Read through the material below and find each line that has the word "预约通知"; copy it.

*** DATA FOR ANALYSIS Section Begins ***

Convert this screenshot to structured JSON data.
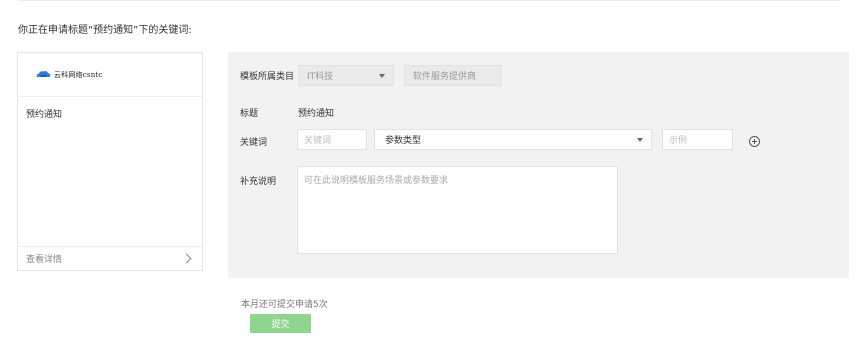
{
  "page": {
    "heading": "你正在申请标题“预约通知”下的关键词:"
  },
  "template_card": {
    "logo_text": "云科网络csntc",
    "name": "预约通知",
    "detail_link": "查看详情"
  },
  "form": {
    "category_label": "模板所属类目",
    "category_primary": "IT科技",
    "category_secondary": "软件服务提供商",
    "title_label": "标题",
    "title_value": "预约通知",
    "keyword_label": "关键词",
    "keyword_placeholder": "关键词",
    "param_type_value": "参数类型",
    "example_placeholder": "示例",
    "supplement_label": "补充说明",
    "supplement_placeholder": "可在此说明模板服务场景或参数要求"
  },
  "footer": {
    "quota_text": "本月还可提交申请5次",
    "submit_label": "提交"
  },
  "colors": {
    "submit_bg": "#8fd48f",
    "panel_bg": "#f2f2f2",
    "logo_blue": "#2f7fd6"
  }
}
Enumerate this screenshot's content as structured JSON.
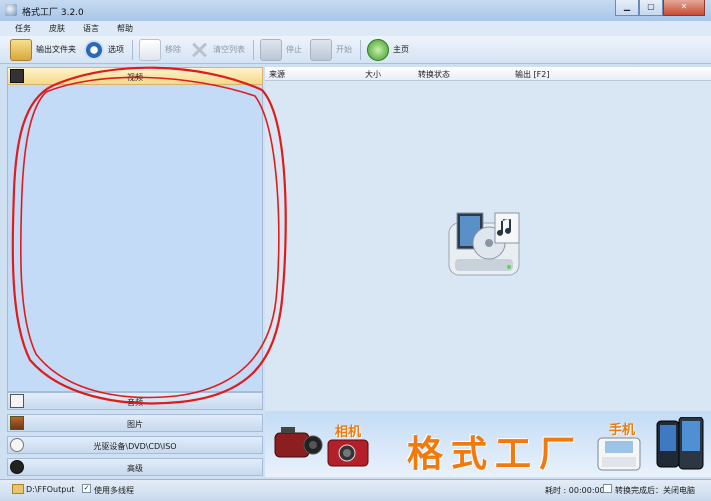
{
  "window": {
    "title": "格式工厂 3.2.0"
  },
  "menu": [
    "任务",
    "皮肤",
    "语言",
    "帮助"
  ],
  "toolbar": {
    "output_folder": "输出文件夹",
    "options": "选项",
    "remove": "移除",
    "clear_list": "清空列表",
    "stop": "停止",
    "start": "开始",
    "home": "主页"
  },
  "sidebar": {
    "video": "视频",
    "audio": "音频",
    "picture": "图片",
    "disc": "光驱设备\\DVD\\CD\\ISO",
    "advanced": "高级"
  },
  "table": {
    "columns": [
      "来源",
      "大小",
      "转换状态",
      "输出 [F2]"
    ]
  },
  "banner": {
    "camera": "相机",
    "brand": "格式工厂",
    "phone": "手机"
  },
  "status": {
    "output_path": "D:\\FFOutput",
    "multithread": "使用多线程",
    "elapsed": "耗时 : 00:00:00",
    "after_convert": "转换完成后：关闭电脑"
  },
  "colors": {
    "accent_orange": "#f07a0c",
    "annotation_red": "#e01b1b"
  }
}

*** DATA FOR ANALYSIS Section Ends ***

(OUTPUT OF THE TASK):
    "heading": "你正在申请标题“预约通知”下的关键词:"
    "name": "预约通知",
    "title_value": "预约通知",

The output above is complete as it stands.